Former Sandwell District mainstay Silent Servant (a.k.a. Juan Mendez) offers a headlong exploration of twisted, mutated techno that juggles post-punk and industrial aesthetics within his debut long-player for Hospital Productions, Negative Fascination.
Paced at only thirty-six minutes across seven tracks, Negative Fascination comes with an immediate sense of urgency. After the beatless, reverberating pulsations of ‘Process (Introduction)’ the album begins in earnest, as ‘Invocation of Lust’ begins to build hurriedly towards some kind of endgame.

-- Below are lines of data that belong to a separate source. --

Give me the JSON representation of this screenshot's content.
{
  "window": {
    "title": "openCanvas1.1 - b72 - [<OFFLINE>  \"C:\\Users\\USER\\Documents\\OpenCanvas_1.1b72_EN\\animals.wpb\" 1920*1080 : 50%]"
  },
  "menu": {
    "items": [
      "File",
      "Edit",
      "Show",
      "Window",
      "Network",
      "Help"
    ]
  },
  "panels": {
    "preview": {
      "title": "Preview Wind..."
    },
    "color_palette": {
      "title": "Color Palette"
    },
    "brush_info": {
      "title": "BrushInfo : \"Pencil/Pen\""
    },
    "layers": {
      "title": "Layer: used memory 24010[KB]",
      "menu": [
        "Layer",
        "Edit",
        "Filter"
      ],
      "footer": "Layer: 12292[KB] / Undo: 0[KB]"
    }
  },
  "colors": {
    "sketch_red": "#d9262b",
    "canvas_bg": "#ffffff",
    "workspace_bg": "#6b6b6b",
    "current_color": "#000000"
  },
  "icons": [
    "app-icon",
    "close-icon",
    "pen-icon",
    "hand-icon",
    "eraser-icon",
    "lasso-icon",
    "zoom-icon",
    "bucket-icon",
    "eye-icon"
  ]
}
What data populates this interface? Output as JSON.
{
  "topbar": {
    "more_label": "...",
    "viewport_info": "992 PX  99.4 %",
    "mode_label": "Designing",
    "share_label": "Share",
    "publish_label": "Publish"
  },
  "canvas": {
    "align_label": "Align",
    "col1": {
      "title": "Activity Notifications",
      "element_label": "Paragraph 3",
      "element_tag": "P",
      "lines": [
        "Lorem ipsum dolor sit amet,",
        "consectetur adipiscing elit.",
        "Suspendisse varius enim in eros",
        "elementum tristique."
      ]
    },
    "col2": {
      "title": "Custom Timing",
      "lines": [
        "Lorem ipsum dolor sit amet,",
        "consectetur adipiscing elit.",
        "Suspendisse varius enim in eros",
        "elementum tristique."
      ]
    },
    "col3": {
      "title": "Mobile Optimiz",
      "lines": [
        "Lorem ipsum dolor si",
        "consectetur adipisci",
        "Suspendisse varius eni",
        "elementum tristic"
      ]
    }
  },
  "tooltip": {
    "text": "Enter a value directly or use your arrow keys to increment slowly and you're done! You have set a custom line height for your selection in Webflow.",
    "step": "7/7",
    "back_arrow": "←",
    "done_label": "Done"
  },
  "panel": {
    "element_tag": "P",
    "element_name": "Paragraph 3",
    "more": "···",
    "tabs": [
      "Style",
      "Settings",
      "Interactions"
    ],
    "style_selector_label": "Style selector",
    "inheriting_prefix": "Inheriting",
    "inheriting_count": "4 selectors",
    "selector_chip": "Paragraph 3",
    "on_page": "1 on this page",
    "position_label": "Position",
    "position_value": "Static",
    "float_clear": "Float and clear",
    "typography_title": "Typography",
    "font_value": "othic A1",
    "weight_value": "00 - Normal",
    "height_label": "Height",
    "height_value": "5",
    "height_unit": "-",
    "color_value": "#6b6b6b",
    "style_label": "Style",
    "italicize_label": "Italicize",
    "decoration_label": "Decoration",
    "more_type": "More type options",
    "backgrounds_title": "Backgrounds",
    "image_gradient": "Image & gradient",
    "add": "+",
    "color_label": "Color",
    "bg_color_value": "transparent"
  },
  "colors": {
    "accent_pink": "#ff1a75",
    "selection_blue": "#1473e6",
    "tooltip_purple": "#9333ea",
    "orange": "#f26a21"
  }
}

Save for the brooding (and contrastingly melodic) interlude of ‘Moral Divide (Endless),’ Mendez directs listeners to the crux of proceedings in the form of ‘The Strange Attractor.’ Harshly pulsing chords develop pace beneath a sonorous blanket of searing white noise, a visceral and intense portrayal of what Mendez described in a recent interview with FACT magazine as "this weird mutation in my head."
Negative Fascination LP - Silent Servant [Hospital Productions]
Following on, ‘Temptation & Desire’ again ups the ante in terms of pace. A refined death-march drumbeat thumps out alongside the pained wails of wordless voices as an austere synth line furthers the albums sense of dystopian bleakness. After another intermission in the form of ‘A Path Eternal’ comes the eight-minute crescendo of ‘Utopian Disaster (End)’. Within this track, Mendez comes closest to the spacey, echoed dub-techno forms to which he is perhaps most famously associated. Here, a Basic Channel style bass line rumbles languorously towards a final gritty, spiraling groan.
Though generally the tone of the album is dripping in Lynchian austerity, there is much to like about Negative Fascination. In spite of its relatively short duration, throughout the LP there is a definite sense of both direction and coherence. Additionally, the album is coupled with a specific visual-aesthetic as the grainy, shadowy images that accompany the record align perfectly to its aural content. Mendez himself appears to recognise the importance of marrying the musical to the visual with the promise that a special, limited press is due to be released each with its own hand-labeled switchblade.
In similar ways to its post-punk influences, Negative Fascination wastes no time in presenting stunted, invasive sonic outbursts. In truth, much of what is covered within the LP will be familiar to fans of Mendez or any of the acts to which he has become associated. Yet in spite of this, the record feels entirely worthwhile for the way Mendez refines and condenses his raw, uncompromising techno sensibilities into a package that bulges heatedly at the seams. Overall, the album feels like an exercise in controlled aggression – as though holistically, Mendez’s vision teeters delicately upon the edge of the switchblade that adorns the albums cover.
Negative Fascination is available now from Juno.